So when I came across a series of videos on Jewish vegetarianism, the first thing I did was ask the opinion of Stephen, The Nervous Vegan's Official Expert on All Things Kosher. He's always full of insight when it comes to intersections between vegetarian and kosher diets. For my Jewish vegetarian friends out there, and anybody else who's interested, I'll post the videos and his criticisms.
The first thing he had to say pretty much set the tone for the entire exchange.
I haven't seen them yet, but I would just let you know in advance that Prof. Richard Schwartz is considered something of a kook. No pun intended, seriously. :) He has taken some very extreme positions and is considered a one-note diva. He is very outside the mainstream.Okay then, let's watch along with Stephen. Here's part 1:
Hey, so I listened to the first recording and it is very Prof. Schwartz. That being said, it contains several distortions:
1) Yes, the longest living people in the Torah were in the earliest generations extending from Adam to Noach (Noah), but nowhere in the literature is this attributed to vegetarianism, or is it even a consideration. Rather, the shortening of life is considered related to man's corruption. Man cannot live too long because it created laziness and corruption. This is evidenced in the Tower of Babel story where the people of the world decide they are like Gd and want to build a tower to heaven to take their lofty place. Also it is further evidenced by the flood which ends the first era of history after which Gd puts a limit on life. In fact it is said that the ideal years of man is 120. But only one man reached that age: Moses. Even 'til today, it is common to wish someone on their birthday "Ad meah v'esrim" ('til 120). The limitation has nothing to do with vegetarianism.

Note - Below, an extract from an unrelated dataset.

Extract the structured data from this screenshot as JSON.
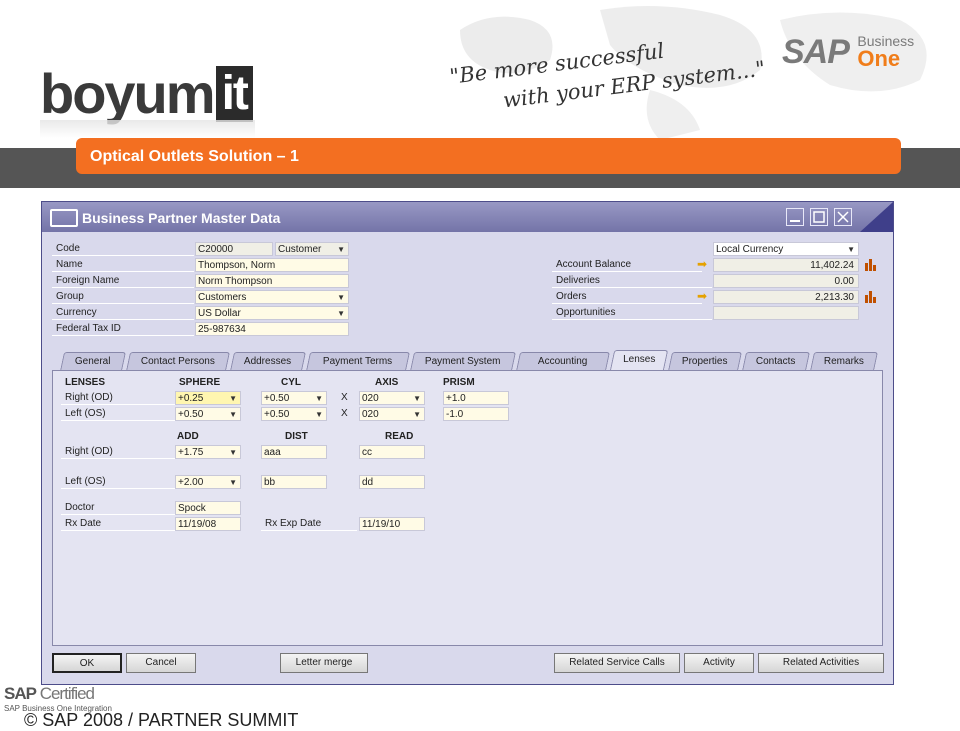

2) There is no evidence that humans were not permitted to eat meat 'til the flood. The only prohibition against eating meat was in the Garden of Eden, and the speaker has pointed out those passages, but after Adam and Chava (Eve) are removed they are told they will have dominion over all living creatures. This can be interpreted as being only the ruler over animals, but more commonly as they were able to use animals for food as well...
However, it is clear that use of animals, and to be blunt, the bloodletting of animals, was clearly not frowned upon. In the story of Cain and Abel. Cain, a farmer gave sacrifice to Gd from his fields and Abel, a shepherd gave a sacrifice to Gd of his flock. Gd was pleased with Abel's offering, he called it a sweet fragrance, but not with Cain's which was referred to as stingy.See there! I have to look no further for a full discussion. Good work, sir!
Cain became jealous and killed Abel. Cain was subsequently punished and obligated to wander the earth for the rest of his life without a place to settle. Clearly Gd preferred the animal offering to the vegetarian offering.
3) It is simply a distortion to say that Gd considered the generation of the flood evil because they ate meat against Gd's will. There is simply no evidence of that. What was an abomination was that men "tore the living flesh off of animals while they were still alive, causing animals tremendous suffering." The laws of kashrut require the removal of blood because it is the source of life, and that the animal be slaughtered in a humane fashion, by the instantaneous severing of the carotid artery with a smooth blade. However, it is considered an obligation for all of humanity that men cannot tear the living limbs off of animals, one of the obligations in the Torah that belong to all people and not just Jews. This is one of the 7 Noahide laws (Laws for all mankind).
4) Rav Kook was not a vegetarian, though he is cited frequently by vegetarians and Prof. Schwartz is notorious for using him in justify his theses. Rav Kook wrote about vegetarianism as the "ideal diet of Kashrut" and said that we shall return to it in the messianic age. But he maintained that in a time of imperfection vegetarian diet was improper and smacked of "pretension." Anyway, you might want to look at this.
Rav Kook's take on vegetarianism: Essentially while it is permissible it is not mandated nor is it even preferred behavior in modern times. Some of Rav Kook's letters to his son regarding the mitzvah of schechita (Kosher butchering).
To be clear... Prof Schwartz has taken Rav Kook's pronouncement that One may be a vegetarian if he chooses, and his observation that in the messianic age the diet will be vegetarian, to suggest that it is a preferred Jewish diet in present times, when Rav Kook says almost exactly the opposite. The most interesting aspect, I think, is Rav Kook's observation that many who refuse to eat meat are otherwise cruel to their fellow man.There we are! These ideas don't really survive scrutiny, effective though they may be in some people's personal rationales. If you find yourself entering a discussion, show your stuff by not employing these arguments, or even by recognizing their faultiness. Remember, humbleness will get you further. I've actually found that silence impresses people more than debate.
Thank you once again, Stephen! I'll have to send you a New York Post t-shirt or something.